The National Players offer seven different workshops, three of which they brought to CHS: “Text in Context” and “Word to Action: Playwriting,” conducted in English classes, and “Acting and Improv,” conducted in first-year Drama classes.

Matt Merline of the National Players conducts a “Text in Context” workshop with a CHS English class. (Photo by Aaron Eichorst)

Cathy von Storch, The Paramount’s Education & Outreach Manager, said of the workshops conducted in English classes: “Students had a chance to get an inside look at the lives of the Players as actors and educators, discuss themes of the play and historical context, and engage in sharing their own stories through short writing exercises. They created one-act (3 line) plays, and did other activities to help contextualize understanding the events of the play, and draw connections between Anne’s world and their own.”

“Drama students learned some tricks of the trade from the Players,” von Storch added, “and they even had a chance to impress the Players with their own amazing talents!”

Cedrick L. Riggs, Jr. and Faith Ore of the National Players conduct an “Acting and Improv” workshop with CHS drama students. (Photo by Aaron Eichorst)

CHS theater representatives took to Twitter to thank The Paramount and National Players for “[providing] these amazing young people with both an incredibly powerful production of The Diary of Anne Frank…and two days of workshops with members of the [National Players] ensemble.”

The Diary of Anne Frank was just one of eleven live arts performances scheduled for area students during the 2019-20 school year.
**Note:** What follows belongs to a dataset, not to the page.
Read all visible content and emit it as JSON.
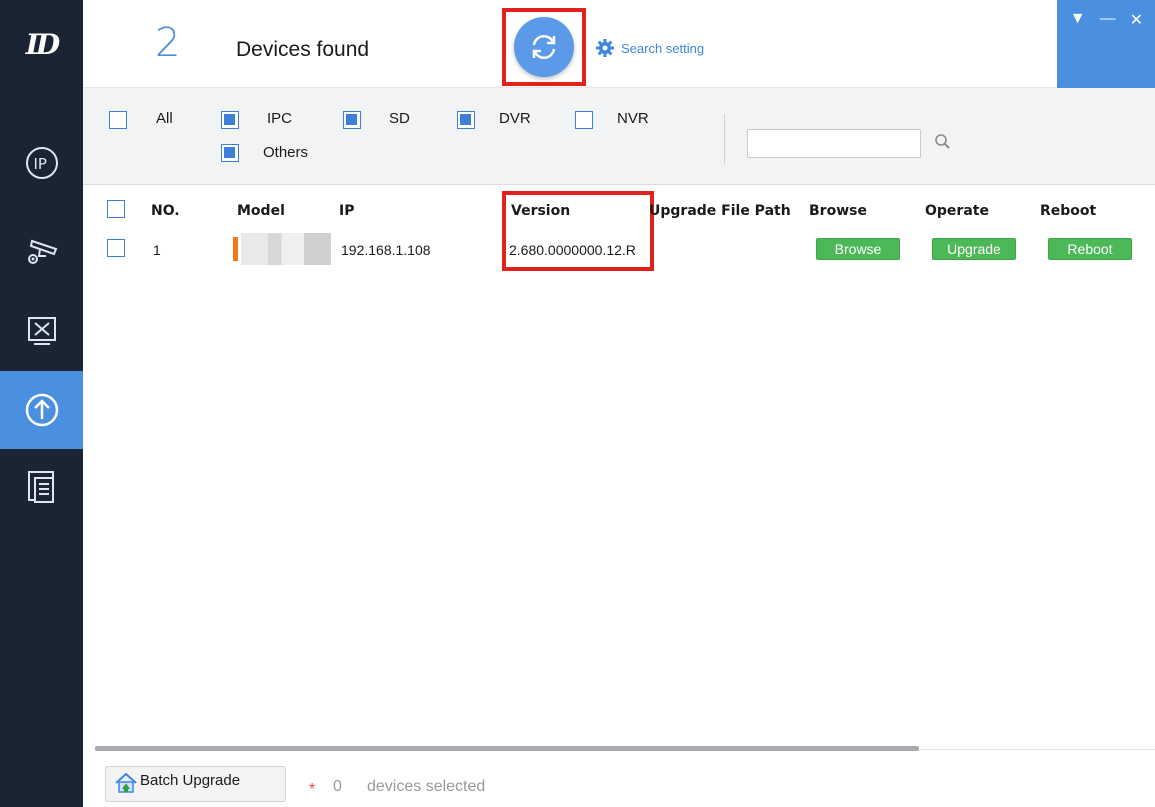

The Paramount Arts Education Program is committed to presenting the finest arts education performances for students in Central Virginia. A record-breaking 18,667 students and teachers attended Arts Education performances last year, and over 195,000 have attended since 2004. With the support of Arts Education Partners, The Paramount Theater is able to offer performances at a reduced cost or free of charge, thus ensuring that these programs are accessible to all students.

“Running’s my favorite!”

Brew & Buddy participants enjoy a beer at Three Notch’d. (Photo by Taylor Matousek)

Nearly two hundred elves descended upon The Paramount on Sunday, December 8, for the 3rd Annual Brew & Buddy Run. Participants, decked out in their most creative holiday finery—from Rudolph onesies to light-up sweaters—ran a two-mile loop with stops at Three Notch’d and Champion for a free pour at each brewery.

The Brew & Buddy Run was originally inspired by the movie Elf (2003), in which Will Ferrell stars as Buddy, who as a baby crawls into Santa’s toy bag and is whisked off to the North Pole, where he is raised as an elf. A misfit who grows to be three times the size of his elf family, Buddy ultimately heads to his birthplace of New York City to seek out his roots.

Upon returning to The Paramount, the runners received a 2019 Brew & Buddy souvenir cup and had the chance to participate in a costume contest on The Paramount’s stage, in which a glow-in-the-dark elf and a mother-son Christmas tree duo took home the grand prizes. The festive evening concluded with a presentation of Elf on the Big Screen.

Festive friends enjoy a brew before getting back to the run. (Photo by Taylor Matousek)